▶ THE TASK
For the entries below, how many lines contain the word "addresses"? Reply with the number and nothing else.

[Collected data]

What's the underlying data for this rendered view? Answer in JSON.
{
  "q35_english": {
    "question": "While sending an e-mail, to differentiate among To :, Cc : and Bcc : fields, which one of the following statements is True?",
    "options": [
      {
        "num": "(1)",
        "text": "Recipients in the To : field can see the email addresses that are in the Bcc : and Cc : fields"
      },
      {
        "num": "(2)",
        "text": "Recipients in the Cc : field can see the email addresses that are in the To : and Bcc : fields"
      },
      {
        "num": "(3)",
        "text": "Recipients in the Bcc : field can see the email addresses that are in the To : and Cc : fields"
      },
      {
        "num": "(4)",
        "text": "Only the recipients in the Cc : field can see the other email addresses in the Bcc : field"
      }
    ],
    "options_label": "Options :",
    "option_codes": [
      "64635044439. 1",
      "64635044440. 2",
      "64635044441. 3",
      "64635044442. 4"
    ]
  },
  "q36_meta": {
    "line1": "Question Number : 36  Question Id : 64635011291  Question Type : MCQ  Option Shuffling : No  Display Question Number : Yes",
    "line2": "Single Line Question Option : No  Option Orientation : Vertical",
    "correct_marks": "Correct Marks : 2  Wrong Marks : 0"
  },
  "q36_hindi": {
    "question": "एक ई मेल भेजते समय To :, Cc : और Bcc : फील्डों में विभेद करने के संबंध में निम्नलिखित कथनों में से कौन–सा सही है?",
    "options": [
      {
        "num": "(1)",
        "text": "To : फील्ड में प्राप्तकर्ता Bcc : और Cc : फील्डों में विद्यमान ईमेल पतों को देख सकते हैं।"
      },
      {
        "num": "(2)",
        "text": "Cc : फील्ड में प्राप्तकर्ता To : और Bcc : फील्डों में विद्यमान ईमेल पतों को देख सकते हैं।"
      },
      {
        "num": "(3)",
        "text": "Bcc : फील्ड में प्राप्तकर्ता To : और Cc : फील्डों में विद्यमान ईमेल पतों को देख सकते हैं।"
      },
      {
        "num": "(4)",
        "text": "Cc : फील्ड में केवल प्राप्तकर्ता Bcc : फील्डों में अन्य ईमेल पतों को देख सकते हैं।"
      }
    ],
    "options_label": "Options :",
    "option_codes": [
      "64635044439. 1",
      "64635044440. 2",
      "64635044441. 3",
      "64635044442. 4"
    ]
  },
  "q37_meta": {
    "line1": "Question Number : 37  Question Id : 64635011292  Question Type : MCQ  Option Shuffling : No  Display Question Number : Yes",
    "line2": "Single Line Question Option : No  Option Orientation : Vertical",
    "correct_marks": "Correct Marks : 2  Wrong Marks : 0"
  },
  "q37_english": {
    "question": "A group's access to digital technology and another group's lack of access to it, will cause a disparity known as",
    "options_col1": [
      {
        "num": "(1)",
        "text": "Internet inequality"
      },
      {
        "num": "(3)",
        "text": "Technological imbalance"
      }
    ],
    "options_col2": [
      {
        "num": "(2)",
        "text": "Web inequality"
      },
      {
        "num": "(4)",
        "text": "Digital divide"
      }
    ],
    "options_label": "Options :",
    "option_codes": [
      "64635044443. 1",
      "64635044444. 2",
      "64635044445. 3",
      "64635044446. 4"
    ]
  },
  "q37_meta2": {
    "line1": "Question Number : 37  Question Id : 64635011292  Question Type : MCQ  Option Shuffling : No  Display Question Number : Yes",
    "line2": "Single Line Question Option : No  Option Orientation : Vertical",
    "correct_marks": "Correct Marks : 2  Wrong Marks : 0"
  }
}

▶ SOLUTION FOR THIS PROBLEM
4